[[ SUPPLIED RECORDS, beginning ]]
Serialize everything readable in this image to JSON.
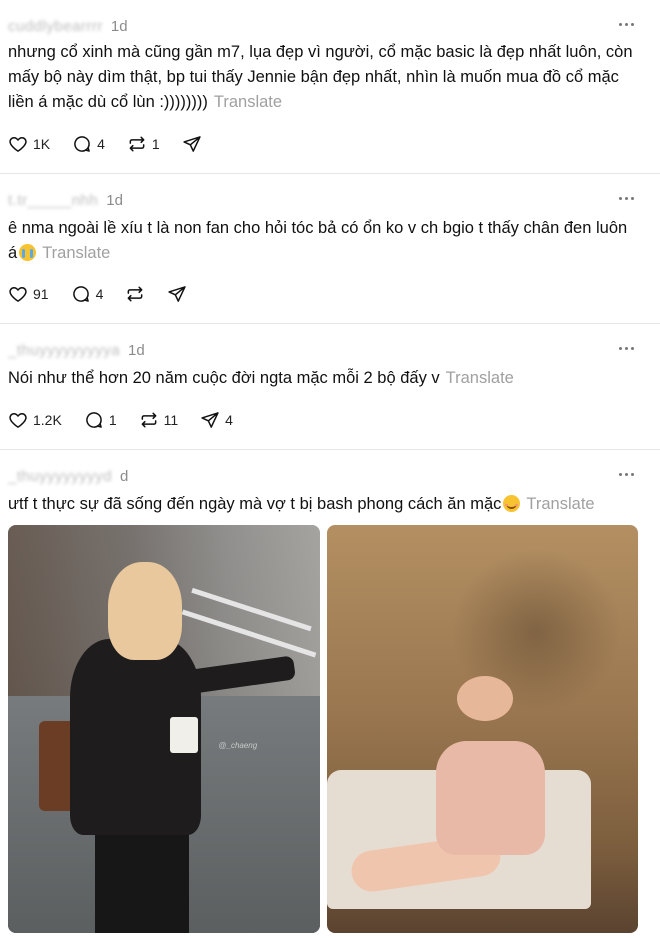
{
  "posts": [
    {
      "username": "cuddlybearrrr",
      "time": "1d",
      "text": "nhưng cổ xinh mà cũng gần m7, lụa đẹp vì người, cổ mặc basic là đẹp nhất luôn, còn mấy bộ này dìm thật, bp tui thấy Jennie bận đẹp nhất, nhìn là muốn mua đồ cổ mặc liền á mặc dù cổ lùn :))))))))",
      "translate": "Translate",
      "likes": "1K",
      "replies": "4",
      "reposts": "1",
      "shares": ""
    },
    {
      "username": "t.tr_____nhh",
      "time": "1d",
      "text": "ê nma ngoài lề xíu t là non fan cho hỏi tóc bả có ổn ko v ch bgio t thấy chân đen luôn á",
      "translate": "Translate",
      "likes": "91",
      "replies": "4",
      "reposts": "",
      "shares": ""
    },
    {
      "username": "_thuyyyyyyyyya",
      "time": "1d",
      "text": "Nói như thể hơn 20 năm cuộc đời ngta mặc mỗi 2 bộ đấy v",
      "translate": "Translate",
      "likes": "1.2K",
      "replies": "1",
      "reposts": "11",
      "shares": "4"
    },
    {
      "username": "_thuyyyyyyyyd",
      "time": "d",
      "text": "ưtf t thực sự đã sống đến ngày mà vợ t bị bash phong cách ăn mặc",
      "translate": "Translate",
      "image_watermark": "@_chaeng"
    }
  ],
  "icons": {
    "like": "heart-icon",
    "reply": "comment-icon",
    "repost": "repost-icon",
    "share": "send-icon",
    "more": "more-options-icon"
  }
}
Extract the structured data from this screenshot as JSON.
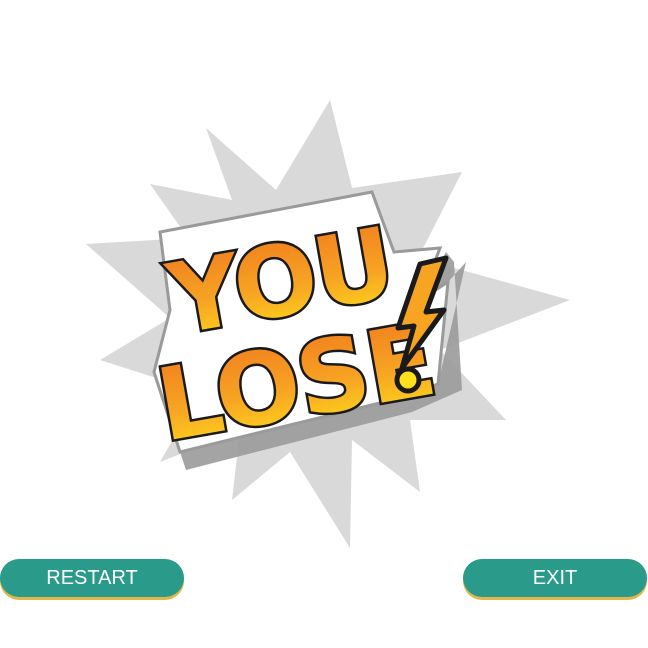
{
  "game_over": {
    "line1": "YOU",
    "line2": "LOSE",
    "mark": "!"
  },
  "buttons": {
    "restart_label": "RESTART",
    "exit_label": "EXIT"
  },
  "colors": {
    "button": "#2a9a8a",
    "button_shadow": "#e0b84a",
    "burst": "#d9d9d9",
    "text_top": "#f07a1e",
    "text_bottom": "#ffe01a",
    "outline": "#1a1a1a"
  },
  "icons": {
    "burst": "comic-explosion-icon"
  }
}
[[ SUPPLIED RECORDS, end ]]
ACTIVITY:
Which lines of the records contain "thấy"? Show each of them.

RESULT OF THIS TASK:
      "text": "nhưng cổ xinh mà cũng gần m7, lụa đẹp vì người, cổ mặc basic là đẹp nhất luôn, còn mấy bộ này dìm thật, bp tui thấy Jennie bận đẹp nhất, nhìn là muốn mua đồ cổ mặc liền á mặc dù cổ lùn :))))))))",
      "text": "ê nma ngoài lề xíu t là non fan cho hỏi tóc bả có ổn ko v ch bgio t thấy chân đen luôn á",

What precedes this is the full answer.